floral vase step 1
Step 1: 

Before we assemble our bouquet, we need to design the vase to put them in. Begin by drawing the outline shape of your vase and two lines coming from the side to represent a table. 


step 2: outline of a vase
Step 2: 

After you have drawn your vase and table, use any medium you like such as paint, colored pencils, crayons, etc. and design your vase using any type of pattern you wish.

I chose to use black paint to make a simple striped pattern.


step 3: cutting the end off of celery
Step 3: 

With the help of a grown up, tie a rubber band tight around the entire bunch of celery stalks and cut the bottom part of the celery stalk off (make sure you leave it long enough to hold onto…about five inches from the bottom). At this time, you can cut up any other veggies or items that you think would make an interesting stamp. I chose to also use broccoli but the possibilities are endless!

Pro tip: Flowers come in all sorts of different shapes and sizes. Don’t be afraid to experiment to see what an “unlikely stamp” may look like on a scrap piece of paper before adding it to your final bouquet.  


step 4: paint the cut end of the celery
Step 4:

Apply an even coat of paint to your stamps with a paintbrush and stamp it on your paper around the top of your vase. Push down onto the paper being careful to not let it slide around. 

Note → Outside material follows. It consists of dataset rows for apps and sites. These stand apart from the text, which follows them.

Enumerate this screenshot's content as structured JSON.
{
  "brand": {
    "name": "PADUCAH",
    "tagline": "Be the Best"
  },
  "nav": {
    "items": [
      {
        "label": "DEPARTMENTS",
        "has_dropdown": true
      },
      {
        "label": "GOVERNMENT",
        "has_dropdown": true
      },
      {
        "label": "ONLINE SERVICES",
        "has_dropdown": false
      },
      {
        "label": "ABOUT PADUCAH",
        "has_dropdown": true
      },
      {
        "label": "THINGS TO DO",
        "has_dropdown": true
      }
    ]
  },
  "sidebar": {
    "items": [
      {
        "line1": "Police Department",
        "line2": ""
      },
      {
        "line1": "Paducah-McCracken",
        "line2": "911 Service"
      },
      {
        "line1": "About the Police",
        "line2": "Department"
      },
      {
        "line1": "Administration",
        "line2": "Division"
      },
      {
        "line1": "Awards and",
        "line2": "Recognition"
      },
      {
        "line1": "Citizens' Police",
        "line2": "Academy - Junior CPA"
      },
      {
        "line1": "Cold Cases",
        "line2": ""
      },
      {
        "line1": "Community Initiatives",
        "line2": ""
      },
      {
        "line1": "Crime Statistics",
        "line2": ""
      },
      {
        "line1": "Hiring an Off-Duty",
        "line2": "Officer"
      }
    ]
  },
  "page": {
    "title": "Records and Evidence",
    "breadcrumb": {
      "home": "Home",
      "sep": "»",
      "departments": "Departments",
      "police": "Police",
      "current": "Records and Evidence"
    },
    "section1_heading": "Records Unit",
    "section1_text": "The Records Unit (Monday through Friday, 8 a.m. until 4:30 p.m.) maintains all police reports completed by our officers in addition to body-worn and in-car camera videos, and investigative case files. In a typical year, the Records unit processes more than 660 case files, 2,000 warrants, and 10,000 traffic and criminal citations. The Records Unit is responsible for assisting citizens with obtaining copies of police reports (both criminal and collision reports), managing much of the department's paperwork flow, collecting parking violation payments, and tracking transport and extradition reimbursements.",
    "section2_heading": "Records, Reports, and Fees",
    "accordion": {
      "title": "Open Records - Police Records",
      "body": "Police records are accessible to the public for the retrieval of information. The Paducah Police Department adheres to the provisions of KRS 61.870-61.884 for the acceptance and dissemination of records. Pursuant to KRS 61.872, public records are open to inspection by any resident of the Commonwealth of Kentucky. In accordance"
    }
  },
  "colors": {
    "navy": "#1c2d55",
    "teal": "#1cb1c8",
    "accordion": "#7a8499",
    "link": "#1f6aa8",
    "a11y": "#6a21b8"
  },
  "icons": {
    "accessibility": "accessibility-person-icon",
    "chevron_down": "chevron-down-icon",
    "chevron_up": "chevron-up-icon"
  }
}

Pro tip: Push your stamp straight down and then pull straight up to prevent the stamp from sliding on your paper. 


step 5: stamping your paper with the painted celery
Step 5: 

Continue stamping flowers onto your vase, adding new colors and stamps as you like. 


Step 6: add green leaves to flower vase with paint
Step 6: 

Fill in the spaces between the flowers with suggestions of leaves and stems using different shades of green paint. Another “unlikely stamp” you can use to finish your bouquet at this stage is a Q-tip. I used a Q-tip to add the centers of my flowers along with some different colored berries in my bouquet.   


step : completed floral vase made with celery printing
Step 7: 

After your paint is completely dry, feel free to add in other details using any medium you like. I always like to finish off my paintings with black outlines to make parts of my composition really stand out! I left my background simple; however, thinking of where this bouquet is could be a fun and personal way to finish off the background of your masterpiece.